### [PROBLEM TO SOLVE]
Wherever the word "free" occurs in the lines below, copy the whole line.

Recorded data:
==========

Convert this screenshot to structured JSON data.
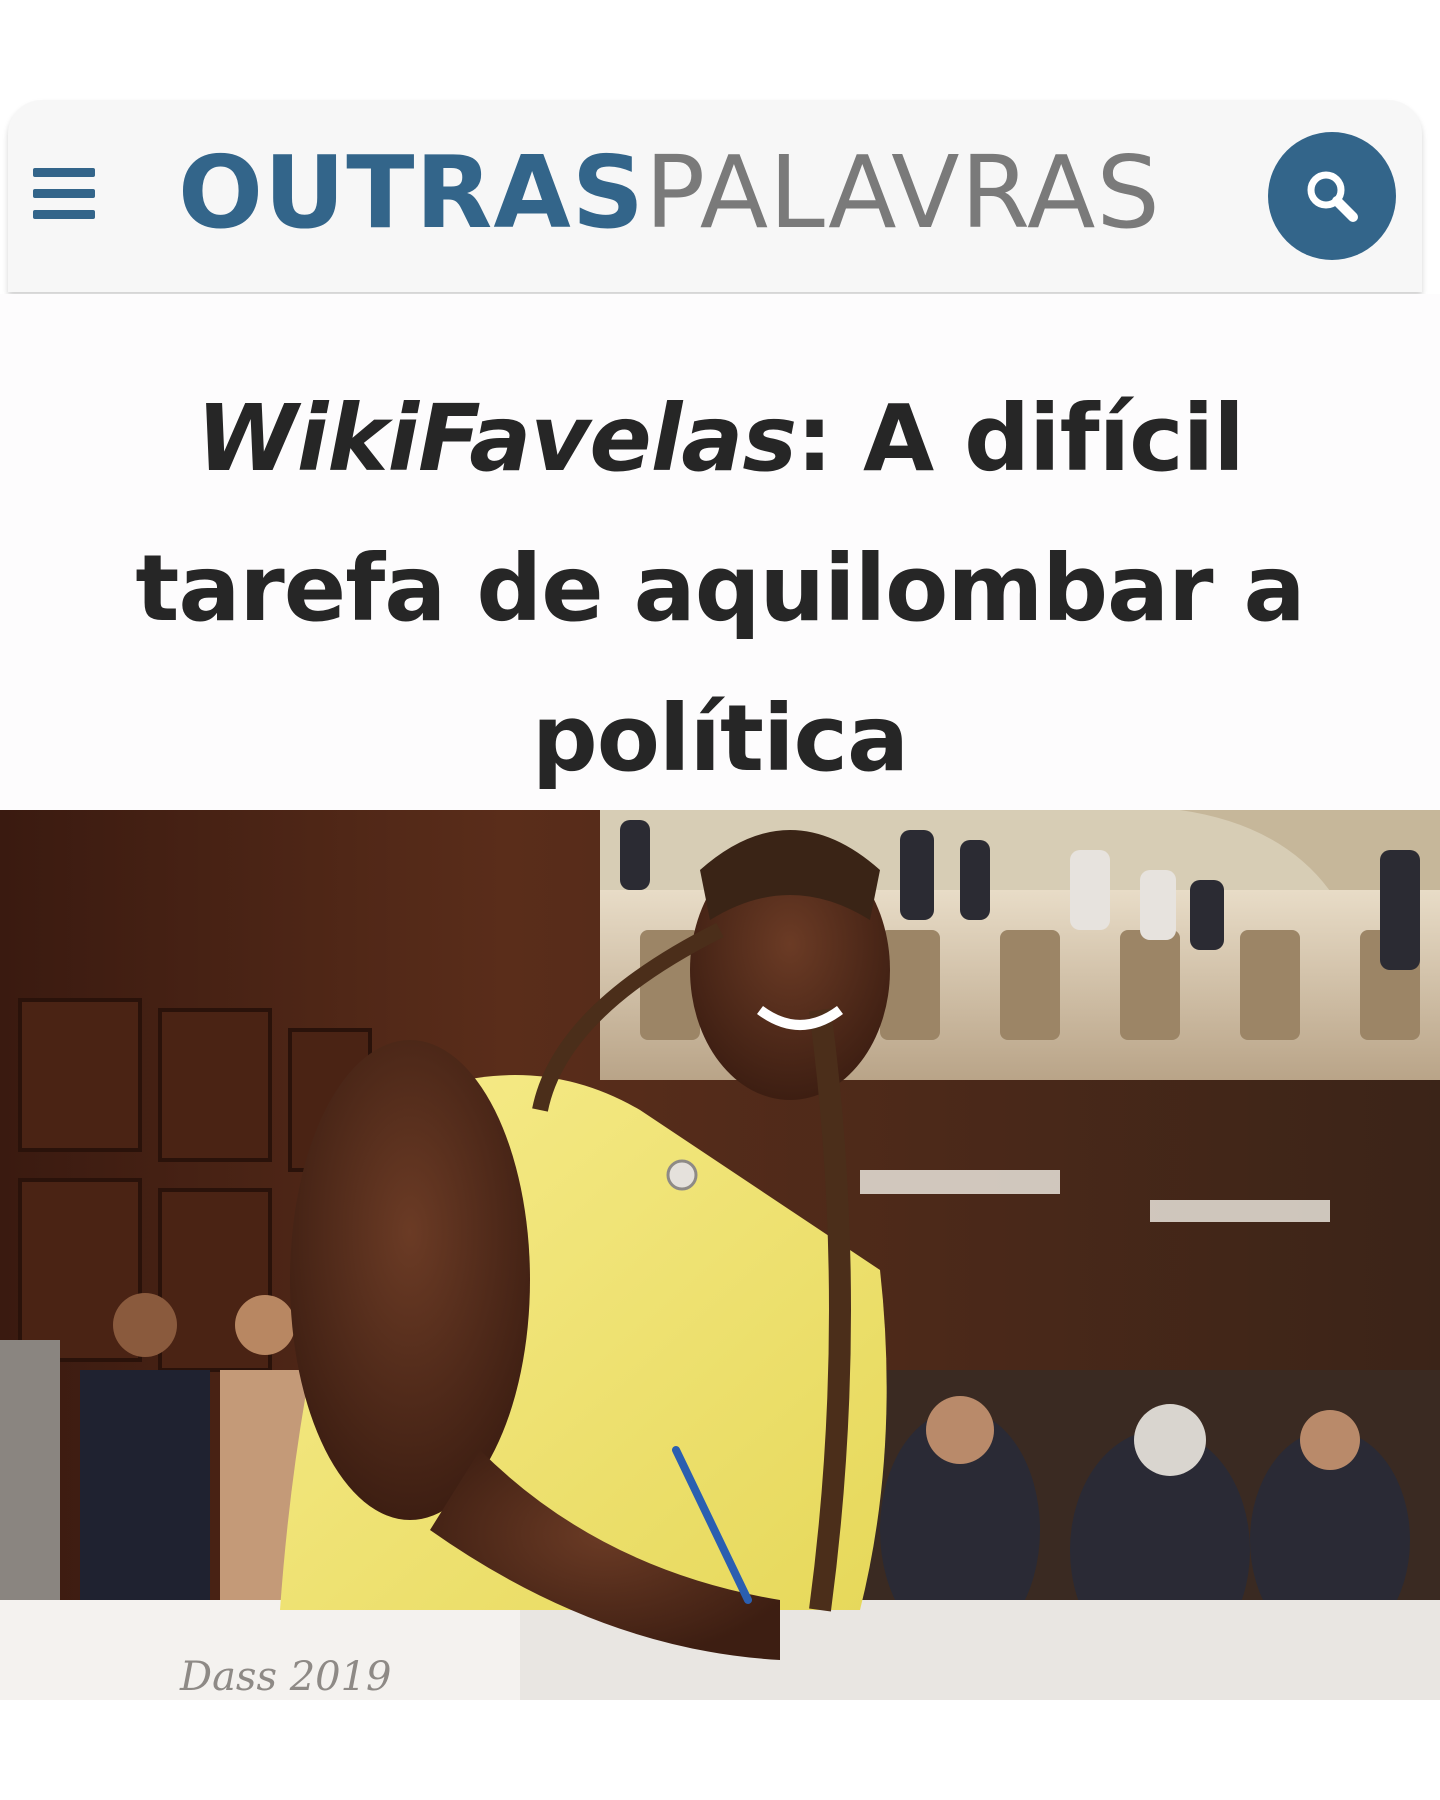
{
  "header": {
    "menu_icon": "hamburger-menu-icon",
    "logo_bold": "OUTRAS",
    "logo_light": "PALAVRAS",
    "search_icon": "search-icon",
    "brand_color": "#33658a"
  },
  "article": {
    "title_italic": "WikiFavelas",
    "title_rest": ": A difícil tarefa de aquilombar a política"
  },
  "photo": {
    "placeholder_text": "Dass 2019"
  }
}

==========

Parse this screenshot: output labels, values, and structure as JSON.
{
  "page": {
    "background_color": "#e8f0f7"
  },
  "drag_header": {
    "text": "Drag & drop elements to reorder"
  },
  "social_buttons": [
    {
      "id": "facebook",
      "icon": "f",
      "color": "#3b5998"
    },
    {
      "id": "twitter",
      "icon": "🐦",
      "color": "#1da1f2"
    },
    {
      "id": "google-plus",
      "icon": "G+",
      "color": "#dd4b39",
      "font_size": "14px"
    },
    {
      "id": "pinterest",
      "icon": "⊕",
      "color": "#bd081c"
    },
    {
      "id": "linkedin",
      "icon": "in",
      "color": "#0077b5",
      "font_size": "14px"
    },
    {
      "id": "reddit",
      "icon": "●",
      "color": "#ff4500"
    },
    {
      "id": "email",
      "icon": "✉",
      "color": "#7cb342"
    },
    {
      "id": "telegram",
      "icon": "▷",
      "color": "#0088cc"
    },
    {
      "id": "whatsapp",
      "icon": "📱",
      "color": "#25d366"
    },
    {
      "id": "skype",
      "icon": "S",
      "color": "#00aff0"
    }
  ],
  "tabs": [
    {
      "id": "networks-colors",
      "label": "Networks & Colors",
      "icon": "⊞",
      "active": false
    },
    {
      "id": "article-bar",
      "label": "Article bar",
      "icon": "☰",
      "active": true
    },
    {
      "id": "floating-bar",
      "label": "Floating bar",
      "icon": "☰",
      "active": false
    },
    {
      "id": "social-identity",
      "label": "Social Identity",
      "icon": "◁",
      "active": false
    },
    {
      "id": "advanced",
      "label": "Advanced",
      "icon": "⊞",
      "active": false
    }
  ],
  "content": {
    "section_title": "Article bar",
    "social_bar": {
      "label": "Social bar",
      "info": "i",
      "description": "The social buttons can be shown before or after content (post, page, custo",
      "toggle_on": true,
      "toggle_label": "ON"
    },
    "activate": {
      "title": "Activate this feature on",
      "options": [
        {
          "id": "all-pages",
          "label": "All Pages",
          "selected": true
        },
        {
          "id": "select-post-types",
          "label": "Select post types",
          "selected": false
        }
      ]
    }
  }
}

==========

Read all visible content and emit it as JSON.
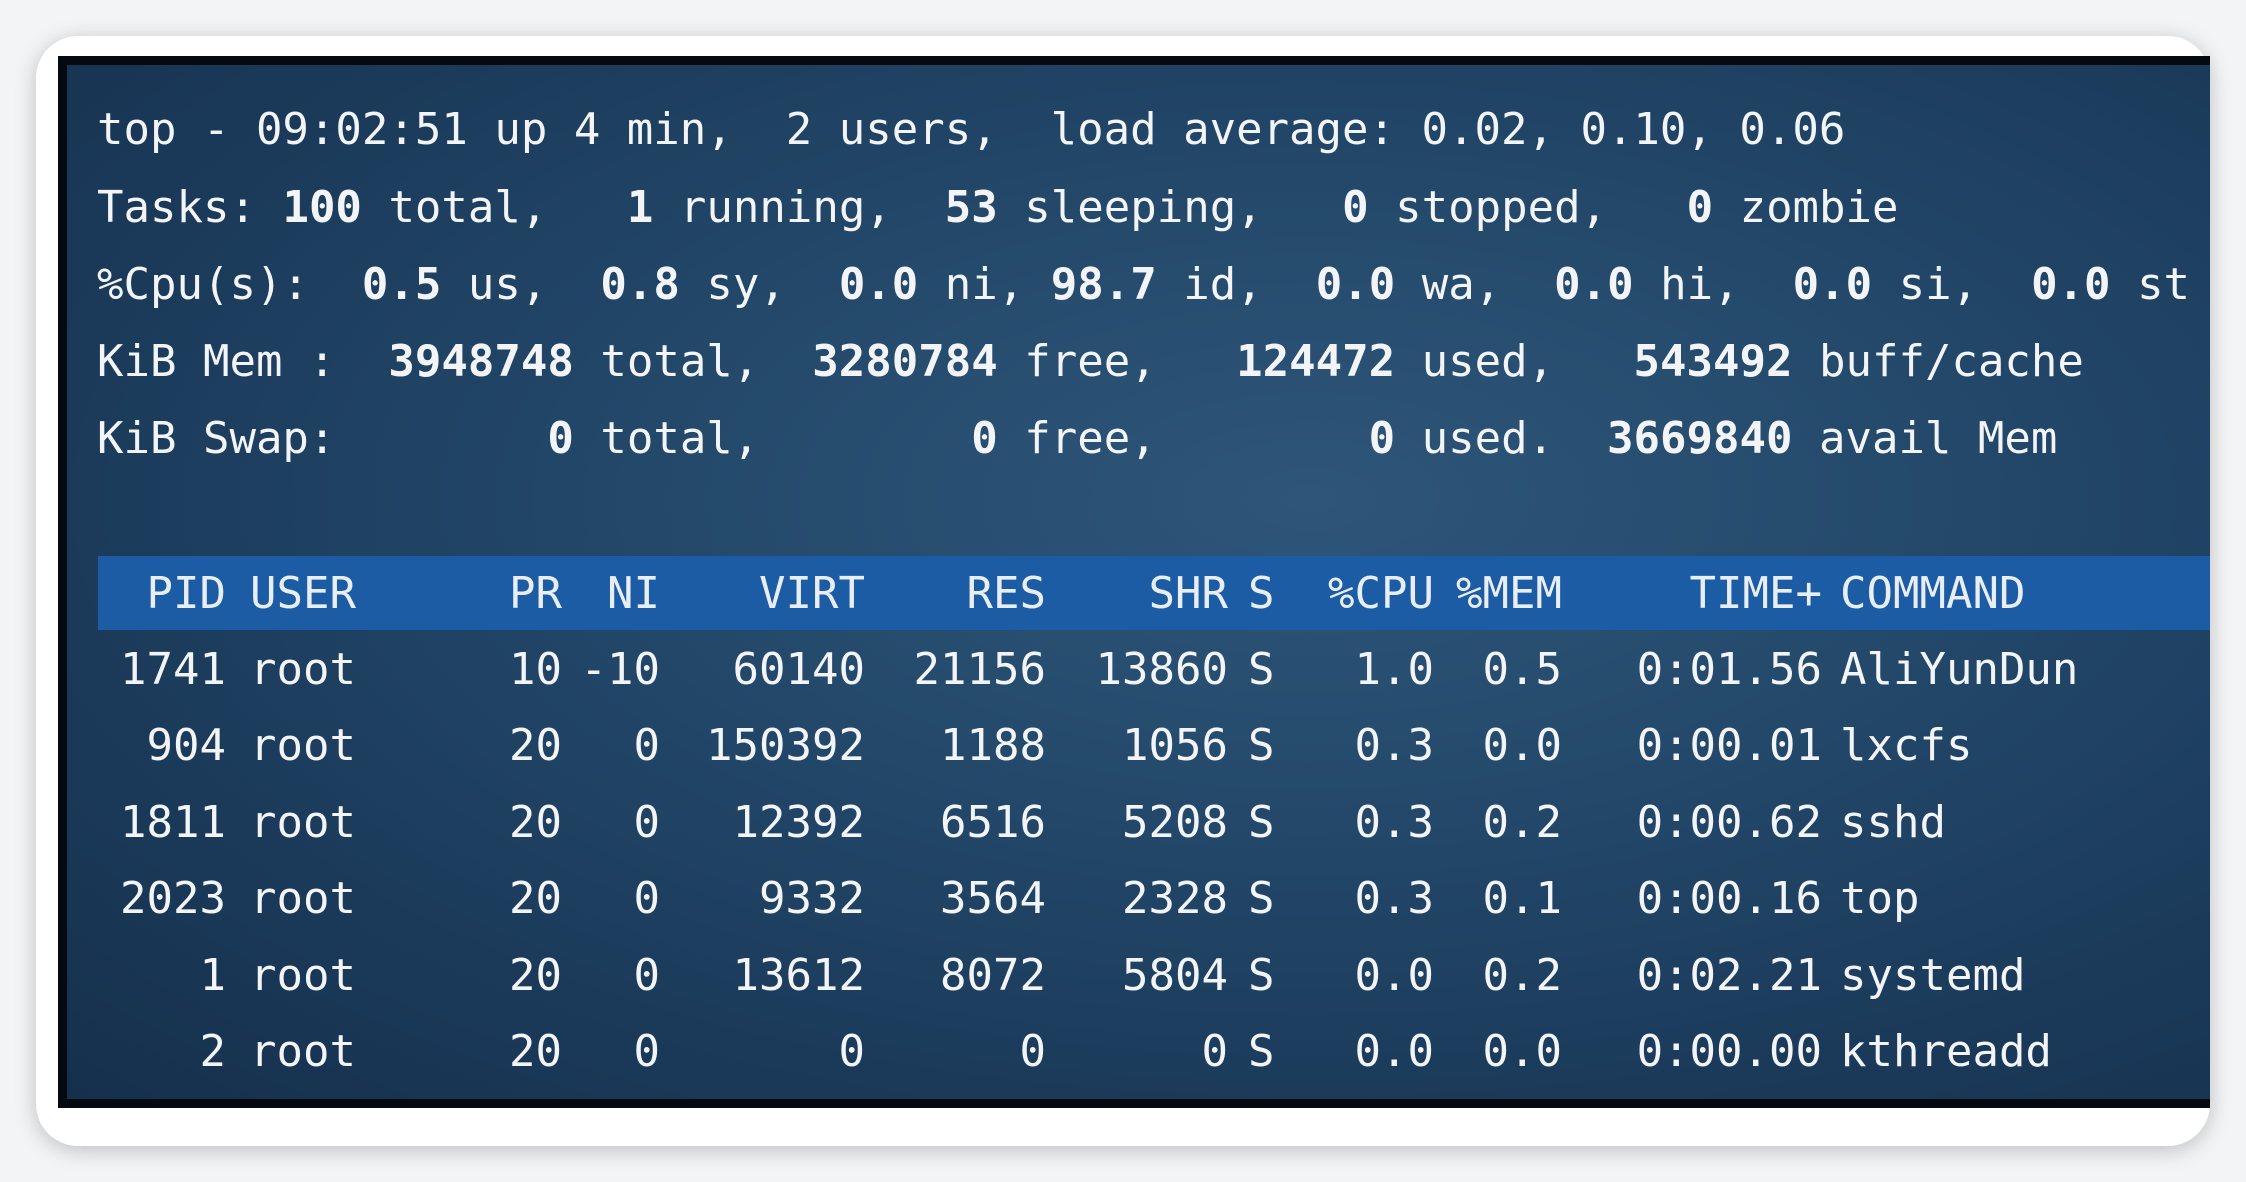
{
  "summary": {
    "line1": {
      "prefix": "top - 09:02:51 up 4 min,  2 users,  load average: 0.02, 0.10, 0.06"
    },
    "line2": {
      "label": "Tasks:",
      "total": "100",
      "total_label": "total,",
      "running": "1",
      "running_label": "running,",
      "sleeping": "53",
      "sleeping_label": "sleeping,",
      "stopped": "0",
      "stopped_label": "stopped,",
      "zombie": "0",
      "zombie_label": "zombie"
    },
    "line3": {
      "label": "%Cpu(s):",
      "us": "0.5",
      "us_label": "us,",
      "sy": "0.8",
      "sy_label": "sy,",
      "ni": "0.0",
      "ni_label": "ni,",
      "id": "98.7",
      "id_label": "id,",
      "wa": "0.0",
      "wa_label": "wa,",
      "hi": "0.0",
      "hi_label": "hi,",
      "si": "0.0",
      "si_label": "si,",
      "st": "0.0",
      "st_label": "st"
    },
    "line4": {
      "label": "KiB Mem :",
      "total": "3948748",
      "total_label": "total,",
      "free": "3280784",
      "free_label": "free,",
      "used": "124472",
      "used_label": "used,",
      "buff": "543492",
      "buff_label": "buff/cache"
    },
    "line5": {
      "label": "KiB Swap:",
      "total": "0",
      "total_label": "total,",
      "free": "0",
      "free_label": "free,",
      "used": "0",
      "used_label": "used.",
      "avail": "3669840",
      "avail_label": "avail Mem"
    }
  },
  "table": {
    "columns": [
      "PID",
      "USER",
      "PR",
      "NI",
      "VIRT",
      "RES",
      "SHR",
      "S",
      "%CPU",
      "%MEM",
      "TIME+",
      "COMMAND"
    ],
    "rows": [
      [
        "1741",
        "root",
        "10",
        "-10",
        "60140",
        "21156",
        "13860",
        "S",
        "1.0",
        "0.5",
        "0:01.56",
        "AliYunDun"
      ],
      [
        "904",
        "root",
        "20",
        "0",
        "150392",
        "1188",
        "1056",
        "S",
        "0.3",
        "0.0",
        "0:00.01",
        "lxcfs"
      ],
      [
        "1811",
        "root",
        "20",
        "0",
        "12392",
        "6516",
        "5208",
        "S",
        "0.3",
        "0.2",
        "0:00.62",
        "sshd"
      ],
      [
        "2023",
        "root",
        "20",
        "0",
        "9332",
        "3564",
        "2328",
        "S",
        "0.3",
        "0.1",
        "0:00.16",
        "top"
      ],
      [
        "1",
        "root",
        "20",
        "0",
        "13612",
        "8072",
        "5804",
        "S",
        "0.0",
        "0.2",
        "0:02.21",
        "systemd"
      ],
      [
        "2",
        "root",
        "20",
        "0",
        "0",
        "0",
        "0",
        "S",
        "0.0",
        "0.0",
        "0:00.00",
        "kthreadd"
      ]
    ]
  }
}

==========

### [ANSWER AREA]
      "free": "3280784",
      "free_label": "free,",
      "free": "0",
      "free_label": "free,",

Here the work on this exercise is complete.